However, after only 15 appearances, the club seemingly came to the conclusion the Colombian should be cast away for a season. At 27-years-old, the move can hardly be justified as an opportunity for the player to develop and choosing Juventus is hardly going to aid Cuadrado’s attempted transition into a Premier League star.
The tricky winger may have garnered more yellow cards than assists and goals combined for the Blues, but handing the player just nine months to adapt to the Premier League is astonishingly cruel.
It’s highly publicised how long it can take for players to adjust to English football yet it seems Chelsea’s transfer policy is so focused on the present that their patience is farcically fragile.
How the powers-that-be at Chelsea could gather to what extent Cuadrado would perform in 2015-16 from half an hour against Manchester City, nobody knows.
However, not only does the move to loan out the Colombian prove incredibly ruthless but Chelsea’s turmoil this season shows it may have been a prominent mistake.
With Chelsea’s wingers, barring Willian, appearing shadows of their former selves in 2015-16, it has to be hypothesised that Cuadrado may have brought a lot to the table this campaign.
Besides, the 27-year-old would surely have been able to better Eden Hazard who remains plagued by a growingly comedic seven-month goal drought.
Equally, Cuadrado may have continued to struggle in the Premier League but how could Chelsea have been certain?
Whilst hindsight is admittedly very convenient, it would have seemed more logical for the club to loan out youngsters such as Bertrand Traore and Kenedy for development as opposed to established and talented stars.
Cuadrado may have endured a stagnant start to Chelsea life but he could have offered more to the Blues this season than a player such as Kenedy.

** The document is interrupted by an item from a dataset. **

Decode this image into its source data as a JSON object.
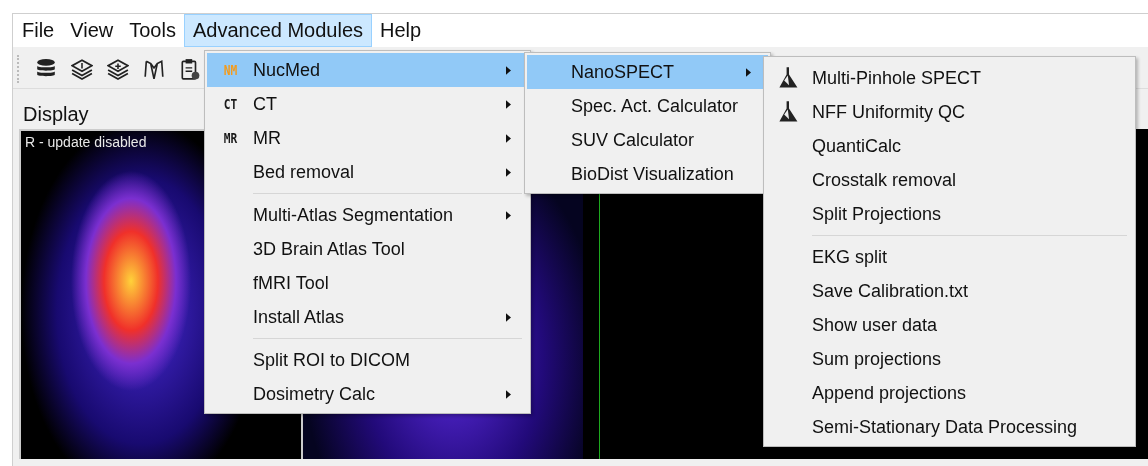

That isn't criticising the Brazilian, but his South American counterpart is simply more experienced and rounded as a footballer.
After all, the Colombian is such a talented winger that it seems inevitable that he would have eventually shone in England.
Equally, seeing as Cuadrado’s departure was via a loan, the ex-Fiorentina man may still have the chance to strut his stuff in the Premier League. However, given the employment merry-go-round at Stamford Bridge, there aren't any guarantees - even if you are valued at £20 million.
Chelsea have endured a terrible start to defending their league title and whilst it is unclear whether Cuadrado would have improved this season, the question of ‘if’ will fester ever greater as long as their troubles continue.
Besides, even if the Colombian persisted to falter, it would have been at the very least courteous of Chelsea to provide him with more than nine months to prove himself.
But then again, modern day football is a cruel world and it seems the 27-year-old is simply just another victim of the savage transfer policies adopted by the sport's juggernauts. The decision was made long ago and is unlikely to change, but sat in 14th place, regrets can swiftly fester.